The purpose of this study is to identify changes in brain functioning which are related to reduced frequency and/or intensity of impulsive aggressive actions after treatment of PTSD-relate...
Control processes are classes of brain activity that initiate, coordinate, synchronize, and regulate elemental cognitive functions for the conduct of goal-directed behavior. The proposed r...
The objective of this study is to determine the relations among food insecurity status, obesity, and impulsive food choice patterns and to test the extent to which a mindful eating strateg...
High trait anger is a personality construct characterized by elevations in the frequency, duration, and intensity of anger episodes. According to many social cognitive theories, hostile in...

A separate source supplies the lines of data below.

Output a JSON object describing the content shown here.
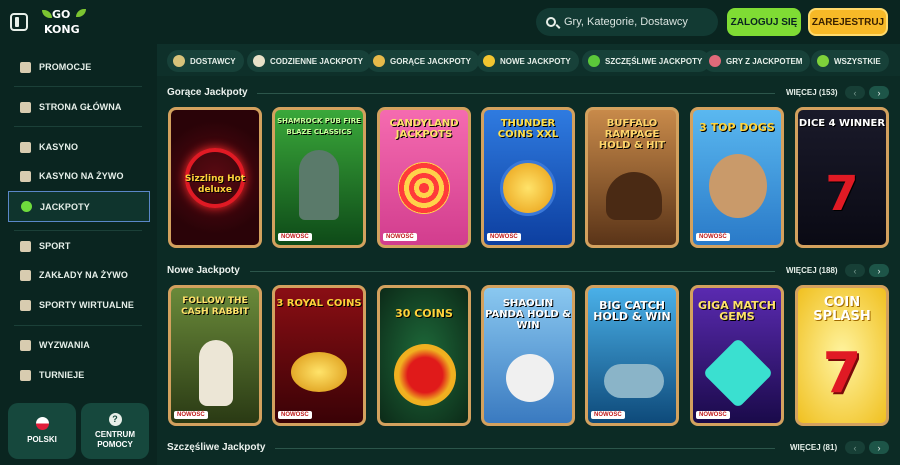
{
  "header": {
    "logo_top": "GO",
    "logo_bottom": "KONG",
    "search_placeholder": "Gry, Kategorie, Dostawcy",
    "login_label": "ZALOGUJ SIĘ",
    "register_label": "ZAREJESTRUJ"
  },
  "sidebar": {
    "items": [
      {
        "label": "PROMOCJE",
        "icon": "gift-icon"
      },
      {
        "label": "STRONA GŁÓWNA",
        "icon": "home-icon"
      },
      {
        "label": "KASYNO",
        "icon": "slot-icon"
      },
      {
        "label": "KASYNO NA ŻYWO",
        "icon": "live-casino-icon"
      },
      {
        "label": "JACKPOTY",
        "icon": "clover-icon"
      },
      {
        "label": "SPORT",
        "icon": "ball-icon"
      },
      {
        "label": "ZAKŁADY NA ŻYWO",
        "icon": "live-icon"
      },
      {
        "label": "SPORTY WIRTUALNE",
        "icon": "virtual-sports-icon"
      },
      {
        "label": "WYZWANIA",
        "icon": "challenge-icon"
      },
      {
        "label": "TURNIEJE",
        "icon": "trophy-icon"
      }
    ],
    "language_label": "POLSKI",
    "help_label_1": "CENTRUM",
    "help_label_2": "POMOCY",
    "help_glyph": "?"
  },
  "categories": [
    {
      "label": "DOSTAWCY",
      "color": "#d8c27a"
    },
    {
      "label": "CODZIENNE JACKPOTY",
      "color": "#e8e0c8"
    },
    {
      "label": "GORĄCE JACKPOTY",
      "color": "#e6b94a"
    },
    {
      "label": "NOWE JACKPOTY",
      "color": "#f2c430"
    },
    {
      "label": "SZCZĘŚLIWE JACKPOTY",
      "color": "#5cc83a"
    },
    {
      "label": "GRY Z JACKPOTEM",
      "color": "#e06a7a"
    },
    {
      "label": "WSZYSTKIE",
      "color": "#7ed13a"
    }
  ],
  "sections": [
    {
      "title": "Gorące Jackpoty",
      "more": "WIĘCEJ (153)",
      "games": [
        {
          "title": "Sizzling Hot deluxe",
          "new": false
        },
        {
          "title": "SHAMROCK PUB FIRE BLAZE CLASSICS",
          "new": true
        },
        {
          "title": "CANDYLAND JACKPOTS",
          "new": true
        },
        {
          "title": "THUNDER COINS XXL",
          "new": true
        },
        {
          "title": "BUFFALO RAMPAGE HOLD & HIT",
          "new": false
        },
        {
          "title": "3 TOP DOGS",
          "new": true
        },
        {
          "title": "DICE 4 WINNER",
          "new": false
        }
      ]
    },
    {
      "title": "Nowe Jackpoty",
      "more": "WIĘCEJ (188)",
      "games": [
        {
          "title": "FOLLOW THE CASH RABBIT",
          "new": true
        },
        {
          "title": "3 ROYAL COINS",
          "new": true
        },
        {
          "title": "30 COINS",
          "new": false
        },
        {
          "title": "SHAOLIN PANDA HOLD & WIN",
          "new": false
        },
        {
          "title": "BIG CATCH HOLD & WIN",
          "new": true
        },
        {
          "title": "GIGA MATCH GEMS",
          "new": true
        },
        {
          "title": "COIN SPLASH",
          "new": false
        }
      ]
    },
    {
      "title": "Szczęśliwe Jackpoty",
      "more": "WIĘCEJ (81)",
      "games": []
    }
  ],
  "badge_label": "NOWOŚĆ",
  "nav": {
    "prev": "‹",
    "next": "›"
  }
}
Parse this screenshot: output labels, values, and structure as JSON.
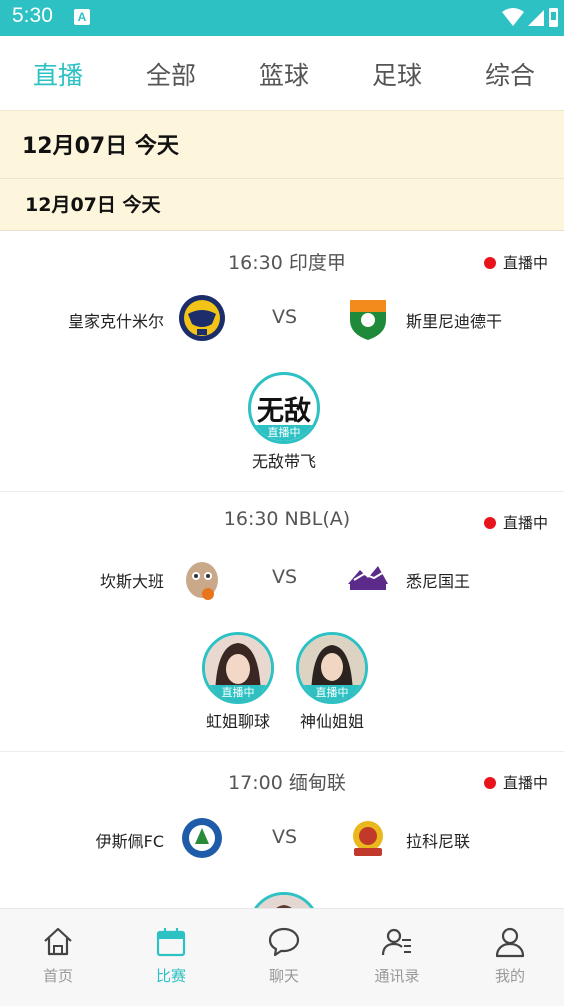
{
  "status_bar": {
    "time": "5:30",
    "badge": "A"
  },
  "tabs": [
    {
      "label": "直播",
      "active": true
    },
    {
      "label": "全部",
      "active": false
    },
    {
      "label": "篮球",
      "active": false
    },
    {
      "label": "足球",
      "active": false
    },
    {
      "label": "综合",
      "active": false
    }
  ],
  "date_header": "12月07日  今天",
  "date_subheader": "12月07日   今天",
  "matches": [
    {
      "time_league": "16:30  印度甲",
      "live_label": "直播中",
      "home": "皇家克什米尔",
      "vs": "VS",
      "away": "斯里尼迪德干",
      "streamers": [
        {
          "name": "无敌带飞",
          "avatar_text": "无敌",
          "live": "直播中"
        }
      ]
    },
    {
      "time_league": "16:30  NBL(A)",
      "live_label": "直播中",
      "home": "坎斯大班",
      "vs": "VS",
      "away": "悉尼国王",
      "streamers": [
        {
          "name": "虹姐聊球",
          "live": "直播中"
        },
        {
          "name": "神仙姐姐",
          "live": "直播中"
        }
      ]
    },
    {
      "time_league": "17:00  缅甸联",
      "live_label": "直播中",
      "home": "伊斯佩FC",
      "vs": "VS",
      "away": "拉科尼联"
    }
  ],
  "bottom_nav": [
    {
      "label": "首页",
      "icon": "home-icon",
      "active": false
    },
    {
      "label": "比赛",
      "icon": "calendar-icon",
      "active": true
    },
    {
      "label": "聊天",
      "icon": "chat-bubble-icon",
      "active": false
    },
    {
      "label": "通讯录",
      "icon": "contacts-icon",
      "active": false
    },
    {
      "label": "我的",
      "icon": "profile-icon",
      "active": false
    }
  ],
  "colors": {
    "accent": "#2ec1c4",
    "date_bg": "#fdf5dc",
    "live_dot": "#e8141c"
  }
}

The present study examines whether a computerized cognitive control training as compared to a placebo (fake) training will reduce the frequency of depressive rumination in depressed indivi...
Binge eating disorder is an addiction-like disorder characterized by recurrent, excessive food consumption within discrete periods of time, and it has been linked to increased trait impulsivity. Withi...
The current study extends cue-reactivity research by evaluating impulsive valuation as an outcome of exposure to food cues. This study also separates introspection after viewing cues (e.g., responding...
The synergistic effects of HIV and aging on the brain may compromise cognitive reserve, resulting in HIV-associated neurocognitive disorder. The neuroscience literature suggests that computerized cogn...
Cognitive training is effective for improving cognitive performance among people with schizophrenia. An individual's perception of their own cognition is dissociable from performance on objective cogn...
The frontal cortices are asymmetrically activated in impulsive and inhibitory action. However, no past work has examined shifts in frontal asymmetric activation during active impulse control or risk-t...
An act performed without delay, reflection, voluntary direction or obvious control in response to a stimulus.
A set of cognitive functions that controls complex, goal-directed thought and behavior. Executive function involves multiple domains, such as CONCEPT FORMATION, goal management, cognitive flexibility, INHIBITION control, and WORKING MEMORY. Impaired executive function is seen in a range of disorders, e.g., SCHIZOPHRENIA; and ADHD.
A direct form of psychotherapy based on the interpretation of situations (cognitive structure of experiences) that determine how an individual feels and behaves. It is based on the premise that cognition, the process of acquiring knowledge and forming beliefs, is a primary determinant of mood and behavior. The therapy uses behavioral and verbal techniques to identify and correct negative thinking that is at the root of the aberrant behavior.
The tendency to devalue an outcome as a function of its temporal delay or probability of achievement. It can be evaluated in a psychological paradigm that involves the choice between receiving a smaller immediate reward or a larger delayed reward, and may be used to provide a measure of impulsive behavior.
A term used in Eastern European research literature on brain and behavior physiology for cortical functions. It refers to the highest level of integrative function of the brain, centered in the CEREBRAL CORTEX, regulating language, thought, and behavior via sensory, motor, and cognitive processes.